  Kathy Beisner and her family used to take vacation trips in their camper. Though her husband Ron worked long hours for the Union Pacific railroad, making the run between Omaha and their hometown of North Platte, Neb., there was always time off to take the kids camping. No more. Since a 1996 merger with Southern Pacific (HCN, 11/10/97), the railroad can call her husband at just about any time with 90 minutes' notice to get to the train yard. The company can also send him on the road for over two days after just eight hours at home.

After a series of ruined camping trips, says Kathy Beisner, "We sold the camper, because there's no reason to have it."

She's fighting back by founding and leading a group called WARR: Women/Wives Against the Railroad. She acknowledges that the name is more hostile than the wives, girlfriends and fiancées that it represents, but it gets attention at a time when the railroad unions are hobbled by a no-strike contract, and freight delays fill most of the media's limited appetite for rail news.

"I look at it as slavery - the railroad thinks they own these guys," says Beisner. Now, in addition to North Platte, railroad towns from Little Rock, Ark., to Yuma, Ariz., to Rawlins, Wyo., have started chapters.

Since its June launch, WARR has met with federal officials who offered to help the group track labor-law violations and with railroad authorities. The merged company, which kept Union Pacific's name and leadership, admits that it's understaffed and says it plans a major hiring campaign to take the strain off employees. Meanwhile, it's working to standardize scheduling and developing a napping program for employees in order to increase safety.

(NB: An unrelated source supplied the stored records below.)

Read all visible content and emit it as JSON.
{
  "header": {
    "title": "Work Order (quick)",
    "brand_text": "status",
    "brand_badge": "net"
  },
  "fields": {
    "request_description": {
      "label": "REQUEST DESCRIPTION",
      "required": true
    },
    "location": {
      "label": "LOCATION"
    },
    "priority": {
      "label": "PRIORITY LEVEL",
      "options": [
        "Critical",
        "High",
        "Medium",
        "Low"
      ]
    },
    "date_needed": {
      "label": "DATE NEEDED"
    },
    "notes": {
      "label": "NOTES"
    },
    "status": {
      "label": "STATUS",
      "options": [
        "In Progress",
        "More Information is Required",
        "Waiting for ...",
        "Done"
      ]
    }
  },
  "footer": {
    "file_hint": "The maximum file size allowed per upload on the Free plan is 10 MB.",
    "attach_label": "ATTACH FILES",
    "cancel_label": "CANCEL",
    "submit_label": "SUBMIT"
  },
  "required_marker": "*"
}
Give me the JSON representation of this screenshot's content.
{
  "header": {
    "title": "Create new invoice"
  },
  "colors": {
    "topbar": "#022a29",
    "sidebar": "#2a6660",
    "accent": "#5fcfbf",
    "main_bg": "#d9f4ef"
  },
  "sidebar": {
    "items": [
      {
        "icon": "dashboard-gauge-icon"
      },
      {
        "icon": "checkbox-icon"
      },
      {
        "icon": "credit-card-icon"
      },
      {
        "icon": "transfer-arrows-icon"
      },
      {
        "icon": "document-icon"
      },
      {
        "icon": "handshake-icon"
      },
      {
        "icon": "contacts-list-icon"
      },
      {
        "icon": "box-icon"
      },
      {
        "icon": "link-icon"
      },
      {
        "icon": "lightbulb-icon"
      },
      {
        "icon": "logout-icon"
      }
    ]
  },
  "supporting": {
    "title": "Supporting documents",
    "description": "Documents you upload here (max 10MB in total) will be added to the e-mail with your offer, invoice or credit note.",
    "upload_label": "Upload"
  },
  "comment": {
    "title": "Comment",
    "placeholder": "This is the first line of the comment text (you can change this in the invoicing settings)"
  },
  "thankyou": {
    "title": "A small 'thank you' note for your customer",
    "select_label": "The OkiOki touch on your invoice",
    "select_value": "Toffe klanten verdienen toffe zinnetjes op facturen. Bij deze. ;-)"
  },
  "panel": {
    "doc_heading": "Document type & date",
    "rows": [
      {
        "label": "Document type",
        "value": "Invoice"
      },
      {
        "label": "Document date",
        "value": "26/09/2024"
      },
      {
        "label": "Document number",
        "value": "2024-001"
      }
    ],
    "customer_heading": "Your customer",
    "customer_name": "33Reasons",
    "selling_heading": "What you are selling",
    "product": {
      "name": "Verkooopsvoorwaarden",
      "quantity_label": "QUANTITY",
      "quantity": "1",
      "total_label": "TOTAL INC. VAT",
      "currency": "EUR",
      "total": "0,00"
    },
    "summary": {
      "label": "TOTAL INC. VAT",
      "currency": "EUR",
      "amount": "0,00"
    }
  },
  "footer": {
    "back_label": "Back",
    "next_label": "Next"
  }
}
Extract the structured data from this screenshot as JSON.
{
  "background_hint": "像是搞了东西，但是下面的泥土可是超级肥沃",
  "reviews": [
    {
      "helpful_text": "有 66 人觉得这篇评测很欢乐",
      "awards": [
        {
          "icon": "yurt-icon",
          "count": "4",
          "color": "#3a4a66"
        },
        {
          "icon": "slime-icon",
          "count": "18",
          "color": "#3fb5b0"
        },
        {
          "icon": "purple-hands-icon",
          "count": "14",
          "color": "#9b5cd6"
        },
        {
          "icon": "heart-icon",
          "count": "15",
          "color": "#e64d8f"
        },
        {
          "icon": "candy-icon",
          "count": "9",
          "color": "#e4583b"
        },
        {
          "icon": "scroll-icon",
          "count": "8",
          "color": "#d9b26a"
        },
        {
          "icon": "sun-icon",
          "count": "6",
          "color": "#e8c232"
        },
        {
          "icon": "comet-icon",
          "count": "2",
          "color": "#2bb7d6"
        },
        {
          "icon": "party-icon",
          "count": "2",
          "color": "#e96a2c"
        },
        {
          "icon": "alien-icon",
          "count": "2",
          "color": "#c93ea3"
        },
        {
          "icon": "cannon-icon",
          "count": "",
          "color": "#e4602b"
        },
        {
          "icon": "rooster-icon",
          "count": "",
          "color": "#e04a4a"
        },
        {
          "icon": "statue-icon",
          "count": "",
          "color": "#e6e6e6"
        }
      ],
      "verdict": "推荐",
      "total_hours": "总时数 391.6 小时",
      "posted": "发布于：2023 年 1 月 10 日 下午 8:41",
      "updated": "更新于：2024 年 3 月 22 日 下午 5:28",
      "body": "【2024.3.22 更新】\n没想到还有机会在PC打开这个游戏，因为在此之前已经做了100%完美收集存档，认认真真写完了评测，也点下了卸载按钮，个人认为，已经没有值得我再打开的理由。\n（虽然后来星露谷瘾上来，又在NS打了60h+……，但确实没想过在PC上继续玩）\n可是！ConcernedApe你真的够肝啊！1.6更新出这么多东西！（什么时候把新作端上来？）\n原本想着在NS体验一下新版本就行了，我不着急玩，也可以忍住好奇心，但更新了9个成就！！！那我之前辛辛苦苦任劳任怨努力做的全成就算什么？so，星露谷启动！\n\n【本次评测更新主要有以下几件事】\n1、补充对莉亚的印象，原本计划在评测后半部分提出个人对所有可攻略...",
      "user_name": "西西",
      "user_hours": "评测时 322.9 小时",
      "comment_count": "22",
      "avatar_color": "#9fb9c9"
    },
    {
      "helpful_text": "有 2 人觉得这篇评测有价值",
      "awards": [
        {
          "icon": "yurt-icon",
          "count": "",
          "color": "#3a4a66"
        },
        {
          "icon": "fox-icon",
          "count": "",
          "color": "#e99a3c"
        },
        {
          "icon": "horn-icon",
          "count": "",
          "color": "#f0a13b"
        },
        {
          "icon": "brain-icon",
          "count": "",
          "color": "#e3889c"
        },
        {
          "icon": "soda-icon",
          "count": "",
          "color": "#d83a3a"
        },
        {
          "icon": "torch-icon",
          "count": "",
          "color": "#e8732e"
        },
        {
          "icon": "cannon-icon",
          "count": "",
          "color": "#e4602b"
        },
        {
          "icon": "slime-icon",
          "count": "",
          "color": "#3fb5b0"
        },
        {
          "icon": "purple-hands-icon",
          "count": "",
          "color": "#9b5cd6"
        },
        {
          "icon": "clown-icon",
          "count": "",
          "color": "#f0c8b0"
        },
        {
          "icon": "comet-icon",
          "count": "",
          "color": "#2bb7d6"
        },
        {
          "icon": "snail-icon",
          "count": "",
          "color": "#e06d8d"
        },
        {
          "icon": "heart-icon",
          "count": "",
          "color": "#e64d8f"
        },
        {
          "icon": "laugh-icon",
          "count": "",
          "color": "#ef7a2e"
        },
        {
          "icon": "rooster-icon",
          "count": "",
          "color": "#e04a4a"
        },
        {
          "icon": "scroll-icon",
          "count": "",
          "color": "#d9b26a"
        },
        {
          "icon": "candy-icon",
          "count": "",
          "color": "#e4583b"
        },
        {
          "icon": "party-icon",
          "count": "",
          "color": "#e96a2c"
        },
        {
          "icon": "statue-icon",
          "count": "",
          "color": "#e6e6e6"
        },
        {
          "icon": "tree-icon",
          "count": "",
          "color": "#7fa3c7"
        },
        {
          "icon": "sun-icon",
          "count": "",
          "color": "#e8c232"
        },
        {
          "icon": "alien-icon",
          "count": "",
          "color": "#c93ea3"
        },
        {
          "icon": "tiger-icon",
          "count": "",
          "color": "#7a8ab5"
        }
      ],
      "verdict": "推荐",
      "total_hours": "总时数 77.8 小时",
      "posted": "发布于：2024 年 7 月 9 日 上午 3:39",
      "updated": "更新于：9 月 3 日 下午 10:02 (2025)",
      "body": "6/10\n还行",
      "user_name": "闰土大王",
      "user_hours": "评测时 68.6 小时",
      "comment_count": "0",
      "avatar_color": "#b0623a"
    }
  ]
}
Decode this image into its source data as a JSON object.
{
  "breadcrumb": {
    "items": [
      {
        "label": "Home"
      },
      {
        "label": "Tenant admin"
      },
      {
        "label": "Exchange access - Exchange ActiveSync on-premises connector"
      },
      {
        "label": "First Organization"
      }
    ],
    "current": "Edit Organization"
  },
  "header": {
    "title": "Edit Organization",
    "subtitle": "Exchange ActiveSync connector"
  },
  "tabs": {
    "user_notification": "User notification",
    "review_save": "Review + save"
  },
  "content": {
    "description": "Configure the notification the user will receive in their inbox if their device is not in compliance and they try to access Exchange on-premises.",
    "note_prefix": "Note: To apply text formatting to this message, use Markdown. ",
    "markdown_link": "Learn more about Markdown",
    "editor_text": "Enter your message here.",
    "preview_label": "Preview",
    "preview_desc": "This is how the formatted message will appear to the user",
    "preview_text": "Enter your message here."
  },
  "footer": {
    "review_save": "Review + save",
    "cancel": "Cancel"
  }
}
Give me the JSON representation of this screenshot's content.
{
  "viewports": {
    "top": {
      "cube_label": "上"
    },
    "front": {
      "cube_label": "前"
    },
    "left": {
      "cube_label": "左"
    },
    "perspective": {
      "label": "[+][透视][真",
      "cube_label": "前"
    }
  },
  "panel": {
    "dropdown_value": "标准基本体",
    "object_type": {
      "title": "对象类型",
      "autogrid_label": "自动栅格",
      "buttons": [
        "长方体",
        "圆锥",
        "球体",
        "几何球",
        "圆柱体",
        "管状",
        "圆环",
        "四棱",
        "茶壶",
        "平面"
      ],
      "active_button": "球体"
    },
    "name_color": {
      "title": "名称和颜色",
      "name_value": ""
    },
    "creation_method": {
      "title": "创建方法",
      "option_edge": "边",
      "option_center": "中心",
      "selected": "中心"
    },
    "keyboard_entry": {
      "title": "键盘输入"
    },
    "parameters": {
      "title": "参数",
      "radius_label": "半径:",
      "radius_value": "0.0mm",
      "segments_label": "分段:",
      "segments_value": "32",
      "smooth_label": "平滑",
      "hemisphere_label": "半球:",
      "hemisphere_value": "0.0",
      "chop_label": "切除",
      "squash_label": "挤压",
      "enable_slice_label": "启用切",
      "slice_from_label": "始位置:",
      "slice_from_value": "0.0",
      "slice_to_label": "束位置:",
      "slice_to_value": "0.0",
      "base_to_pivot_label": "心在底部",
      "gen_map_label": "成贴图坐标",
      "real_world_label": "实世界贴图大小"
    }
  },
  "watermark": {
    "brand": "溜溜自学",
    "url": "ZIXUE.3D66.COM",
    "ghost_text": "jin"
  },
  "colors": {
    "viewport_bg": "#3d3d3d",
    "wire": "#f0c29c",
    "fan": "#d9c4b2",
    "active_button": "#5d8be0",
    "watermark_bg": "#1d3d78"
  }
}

UP's Ed Trandahl insists that the railroad is as eager to solve the problem as Beisner and her allies. "We look forward to the day that they will no longer call themselves at WARR with the railroad," he says.

* Gabriel Ross